To do:
Find each line below containing the word "left" and copy it.
Data excerpts START
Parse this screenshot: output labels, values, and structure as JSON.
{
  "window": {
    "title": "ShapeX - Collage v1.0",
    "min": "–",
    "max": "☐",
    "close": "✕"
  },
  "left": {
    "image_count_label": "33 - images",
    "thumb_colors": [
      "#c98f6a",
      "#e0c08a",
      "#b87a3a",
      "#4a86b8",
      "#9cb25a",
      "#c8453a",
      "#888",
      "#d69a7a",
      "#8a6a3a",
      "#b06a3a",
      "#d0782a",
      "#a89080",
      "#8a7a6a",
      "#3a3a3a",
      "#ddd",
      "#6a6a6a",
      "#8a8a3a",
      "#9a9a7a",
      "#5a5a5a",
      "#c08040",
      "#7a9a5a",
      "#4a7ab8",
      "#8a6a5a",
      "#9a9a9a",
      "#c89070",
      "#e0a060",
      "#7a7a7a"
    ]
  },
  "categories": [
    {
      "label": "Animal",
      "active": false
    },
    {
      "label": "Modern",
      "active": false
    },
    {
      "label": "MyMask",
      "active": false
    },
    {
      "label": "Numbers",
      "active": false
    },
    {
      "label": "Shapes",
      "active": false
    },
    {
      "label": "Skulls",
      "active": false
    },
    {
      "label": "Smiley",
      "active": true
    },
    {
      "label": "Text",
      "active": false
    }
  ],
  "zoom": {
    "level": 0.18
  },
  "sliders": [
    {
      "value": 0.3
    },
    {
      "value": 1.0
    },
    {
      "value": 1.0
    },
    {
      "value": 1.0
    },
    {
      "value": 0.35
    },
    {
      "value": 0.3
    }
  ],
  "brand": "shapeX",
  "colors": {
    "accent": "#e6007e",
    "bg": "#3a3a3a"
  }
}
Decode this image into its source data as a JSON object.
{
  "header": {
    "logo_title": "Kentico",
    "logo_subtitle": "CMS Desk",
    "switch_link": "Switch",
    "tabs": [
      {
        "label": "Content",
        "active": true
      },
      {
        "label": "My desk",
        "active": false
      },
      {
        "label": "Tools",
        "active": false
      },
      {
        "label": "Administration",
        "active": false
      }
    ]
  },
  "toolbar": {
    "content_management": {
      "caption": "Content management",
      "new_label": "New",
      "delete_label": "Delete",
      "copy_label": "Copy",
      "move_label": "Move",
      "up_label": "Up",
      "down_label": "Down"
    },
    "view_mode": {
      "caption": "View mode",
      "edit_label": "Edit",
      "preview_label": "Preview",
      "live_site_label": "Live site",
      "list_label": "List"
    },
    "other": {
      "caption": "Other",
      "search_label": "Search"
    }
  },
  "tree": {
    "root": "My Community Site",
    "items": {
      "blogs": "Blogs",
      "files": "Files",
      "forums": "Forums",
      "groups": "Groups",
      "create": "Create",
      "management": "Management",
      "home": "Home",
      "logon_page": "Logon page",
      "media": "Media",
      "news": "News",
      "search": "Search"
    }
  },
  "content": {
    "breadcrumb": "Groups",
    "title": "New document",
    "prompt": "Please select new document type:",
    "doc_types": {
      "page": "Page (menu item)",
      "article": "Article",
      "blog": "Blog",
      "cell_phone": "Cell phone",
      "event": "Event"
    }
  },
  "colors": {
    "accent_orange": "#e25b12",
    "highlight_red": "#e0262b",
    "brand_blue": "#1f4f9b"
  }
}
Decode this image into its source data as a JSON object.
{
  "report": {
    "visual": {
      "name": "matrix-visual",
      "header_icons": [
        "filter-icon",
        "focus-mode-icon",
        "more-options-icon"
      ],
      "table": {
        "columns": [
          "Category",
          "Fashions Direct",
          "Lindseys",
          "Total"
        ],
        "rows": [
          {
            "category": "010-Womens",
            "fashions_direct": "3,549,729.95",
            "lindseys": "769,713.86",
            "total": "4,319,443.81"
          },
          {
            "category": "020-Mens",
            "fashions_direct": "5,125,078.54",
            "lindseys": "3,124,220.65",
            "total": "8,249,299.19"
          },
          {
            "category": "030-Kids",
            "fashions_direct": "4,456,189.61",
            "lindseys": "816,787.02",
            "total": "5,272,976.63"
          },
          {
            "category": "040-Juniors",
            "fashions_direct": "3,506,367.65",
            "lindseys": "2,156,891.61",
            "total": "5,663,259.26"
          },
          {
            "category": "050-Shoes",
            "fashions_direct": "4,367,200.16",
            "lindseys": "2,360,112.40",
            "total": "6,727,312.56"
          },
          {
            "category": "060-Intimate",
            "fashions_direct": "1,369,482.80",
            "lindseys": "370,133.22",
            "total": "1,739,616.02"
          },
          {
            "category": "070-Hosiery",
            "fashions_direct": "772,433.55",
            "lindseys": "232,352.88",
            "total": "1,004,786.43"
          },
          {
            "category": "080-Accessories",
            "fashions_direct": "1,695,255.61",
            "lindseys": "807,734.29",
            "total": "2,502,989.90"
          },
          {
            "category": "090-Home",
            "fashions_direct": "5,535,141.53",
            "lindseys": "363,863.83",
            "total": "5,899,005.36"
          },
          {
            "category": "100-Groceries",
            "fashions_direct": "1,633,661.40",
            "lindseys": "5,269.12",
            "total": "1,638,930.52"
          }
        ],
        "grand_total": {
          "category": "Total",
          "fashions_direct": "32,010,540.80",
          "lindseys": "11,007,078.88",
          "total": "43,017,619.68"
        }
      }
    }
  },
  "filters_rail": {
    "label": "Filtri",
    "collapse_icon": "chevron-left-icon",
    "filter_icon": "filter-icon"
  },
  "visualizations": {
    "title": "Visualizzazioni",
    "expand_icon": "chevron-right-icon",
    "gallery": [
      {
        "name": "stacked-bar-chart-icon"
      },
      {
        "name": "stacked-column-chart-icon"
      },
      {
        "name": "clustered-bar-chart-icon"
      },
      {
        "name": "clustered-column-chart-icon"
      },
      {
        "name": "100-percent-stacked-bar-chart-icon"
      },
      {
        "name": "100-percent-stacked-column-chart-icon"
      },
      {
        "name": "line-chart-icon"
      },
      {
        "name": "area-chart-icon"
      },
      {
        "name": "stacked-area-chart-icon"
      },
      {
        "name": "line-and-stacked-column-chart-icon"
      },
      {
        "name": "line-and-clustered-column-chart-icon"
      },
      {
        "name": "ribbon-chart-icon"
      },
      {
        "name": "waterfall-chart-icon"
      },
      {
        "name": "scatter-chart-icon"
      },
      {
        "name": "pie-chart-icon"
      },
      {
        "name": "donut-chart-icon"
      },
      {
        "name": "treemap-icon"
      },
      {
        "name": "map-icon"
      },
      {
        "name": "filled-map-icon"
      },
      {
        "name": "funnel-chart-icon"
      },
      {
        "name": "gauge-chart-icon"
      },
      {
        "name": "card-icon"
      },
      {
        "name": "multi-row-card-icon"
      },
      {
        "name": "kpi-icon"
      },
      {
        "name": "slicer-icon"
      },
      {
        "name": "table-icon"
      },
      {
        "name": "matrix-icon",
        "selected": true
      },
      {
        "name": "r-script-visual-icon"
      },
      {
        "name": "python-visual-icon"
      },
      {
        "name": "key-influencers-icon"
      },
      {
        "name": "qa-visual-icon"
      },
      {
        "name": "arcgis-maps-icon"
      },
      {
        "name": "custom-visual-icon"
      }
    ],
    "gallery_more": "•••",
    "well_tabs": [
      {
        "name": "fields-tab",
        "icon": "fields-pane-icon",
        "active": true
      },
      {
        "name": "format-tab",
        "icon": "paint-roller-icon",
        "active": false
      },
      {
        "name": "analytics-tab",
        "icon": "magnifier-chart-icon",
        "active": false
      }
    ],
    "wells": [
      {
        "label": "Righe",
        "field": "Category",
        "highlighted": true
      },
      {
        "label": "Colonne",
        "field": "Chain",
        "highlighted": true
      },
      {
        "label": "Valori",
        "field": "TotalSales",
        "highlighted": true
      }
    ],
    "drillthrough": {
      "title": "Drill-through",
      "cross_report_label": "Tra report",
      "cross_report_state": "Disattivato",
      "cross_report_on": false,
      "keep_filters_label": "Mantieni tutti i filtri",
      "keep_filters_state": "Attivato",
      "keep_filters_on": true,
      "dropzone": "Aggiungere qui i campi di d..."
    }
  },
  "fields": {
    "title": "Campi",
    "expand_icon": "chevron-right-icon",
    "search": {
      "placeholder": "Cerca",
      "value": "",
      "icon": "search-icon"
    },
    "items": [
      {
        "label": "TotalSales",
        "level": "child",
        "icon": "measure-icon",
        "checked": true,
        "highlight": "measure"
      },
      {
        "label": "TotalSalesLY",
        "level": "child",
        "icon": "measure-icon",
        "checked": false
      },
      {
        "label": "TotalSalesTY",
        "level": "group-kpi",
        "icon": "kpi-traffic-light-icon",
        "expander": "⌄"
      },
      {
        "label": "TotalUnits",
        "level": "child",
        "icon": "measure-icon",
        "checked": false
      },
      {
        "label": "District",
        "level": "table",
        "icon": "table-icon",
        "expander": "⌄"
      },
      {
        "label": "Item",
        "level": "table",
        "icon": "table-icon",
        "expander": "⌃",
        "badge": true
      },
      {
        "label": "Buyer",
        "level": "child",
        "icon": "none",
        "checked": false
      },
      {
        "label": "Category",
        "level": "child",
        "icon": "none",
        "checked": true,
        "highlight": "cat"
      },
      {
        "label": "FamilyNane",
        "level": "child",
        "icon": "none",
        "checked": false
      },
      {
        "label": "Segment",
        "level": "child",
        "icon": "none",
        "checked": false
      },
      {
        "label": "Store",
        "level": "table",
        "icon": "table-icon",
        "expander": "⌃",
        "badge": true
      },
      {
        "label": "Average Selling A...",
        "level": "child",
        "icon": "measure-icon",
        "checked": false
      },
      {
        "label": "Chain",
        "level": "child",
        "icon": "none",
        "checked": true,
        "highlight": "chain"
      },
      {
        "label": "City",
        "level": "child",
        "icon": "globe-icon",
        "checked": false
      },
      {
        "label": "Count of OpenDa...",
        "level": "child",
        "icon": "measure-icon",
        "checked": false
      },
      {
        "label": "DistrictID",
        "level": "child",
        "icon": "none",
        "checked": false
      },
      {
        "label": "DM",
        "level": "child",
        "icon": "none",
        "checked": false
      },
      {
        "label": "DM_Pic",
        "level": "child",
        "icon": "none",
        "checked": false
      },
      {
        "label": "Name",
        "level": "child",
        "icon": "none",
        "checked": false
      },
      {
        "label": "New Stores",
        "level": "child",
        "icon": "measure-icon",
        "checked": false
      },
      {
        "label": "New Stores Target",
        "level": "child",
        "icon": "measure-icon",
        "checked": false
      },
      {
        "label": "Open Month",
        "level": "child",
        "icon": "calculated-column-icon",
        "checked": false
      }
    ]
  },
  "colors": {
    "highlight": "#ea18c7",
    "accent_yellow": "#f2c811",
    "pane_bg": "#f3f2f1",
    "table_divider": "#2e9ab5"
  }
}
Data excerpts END
Exercise result:
  "left": {
    "collapse_icon": "chevron-left-icon",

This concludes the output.